The reason for the returned payment was given as “the entry into force of EU Regulation 2022/1269. In particular, the procedure for controlling cross-border payments from the Russian Federation was specified”, Politico said.

Russia supplies nearly 250,000 barrels a day through the southern leg of the Druzhba pipeline, according to Reuters.

Lukoil, Rosneft and Tatneft are main suppliers of oil through the Druzhba route.

The announcement pushed up oil prices, which have slumped in recent days on concerns of a demand slowdown because of recessionary fears.

Brent, the benchmark for two thirds of the world's oil, rose to nearly $98 a barrel before dropping again. It was trading 1.12 per cent lower at $95.57 a barrel at 8.52pm UAE time on Tuesday.
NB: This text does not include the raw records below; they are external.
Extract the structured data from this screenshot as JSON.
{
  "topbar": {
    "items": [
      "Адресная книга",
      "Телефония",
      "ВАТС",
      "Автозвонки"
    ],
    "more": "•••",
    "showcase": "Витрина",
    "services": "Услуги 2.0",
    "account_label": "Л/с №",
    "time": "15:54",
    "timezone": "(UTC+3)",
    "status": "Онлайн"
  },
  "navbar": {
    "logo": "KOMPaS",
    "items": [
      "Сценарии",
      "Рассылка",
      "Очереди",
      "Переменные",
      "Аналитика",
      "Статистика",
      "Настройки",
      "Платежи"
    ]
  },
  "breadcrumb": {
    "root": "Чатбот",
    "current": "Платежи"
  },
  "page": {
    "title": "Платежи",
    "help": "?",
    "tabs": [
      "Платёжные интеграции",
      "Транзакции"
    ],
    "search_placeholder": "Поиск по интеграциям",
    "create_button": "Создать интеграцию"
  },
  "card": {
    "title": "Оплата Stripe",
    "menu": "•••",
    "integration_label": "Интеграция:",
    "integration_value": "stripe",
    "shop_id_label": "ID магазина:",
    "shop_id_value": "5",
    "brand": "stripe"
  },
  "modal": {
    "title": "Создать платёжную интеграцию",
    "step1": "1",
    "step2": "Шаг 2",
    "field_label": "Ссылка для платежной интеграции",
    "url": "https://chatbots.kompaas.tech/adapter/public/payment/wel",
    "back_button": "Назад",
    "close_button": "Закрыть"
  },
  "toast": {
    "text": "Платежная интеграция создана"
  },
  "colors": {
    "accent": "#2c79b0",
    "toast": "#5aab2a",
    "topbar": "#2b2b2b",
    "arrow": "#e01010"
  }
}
Russia, the world's second-biggest exporter of crude, is a major supplier to Europe. Its natural gas supply accounts for about 40 per cent of European imports and has been a lifeline for the continent.

European governments are attempting to fill up gas reserves before the winter, amid fears that Russia could cut its supply pipelines.

Last month, Russian state-owned energy company Gazprom cut shipments on the Nordstream pipeline to Germany to 20 per cent of capacity, citing issues with turbines. The move sent gas prices to the highest levels since March, soon after Russia’s war in Ukraine began.

Last month, Russia, whose economy has been hit by western sanctions, said it will not supply oil to countries that opt to impose a price cap on its crude.

The price cap has been proposed by western countries to make it difficult for Russia to fund its war in Ukraine.

Updated: August 09, 2022, 5:57 PM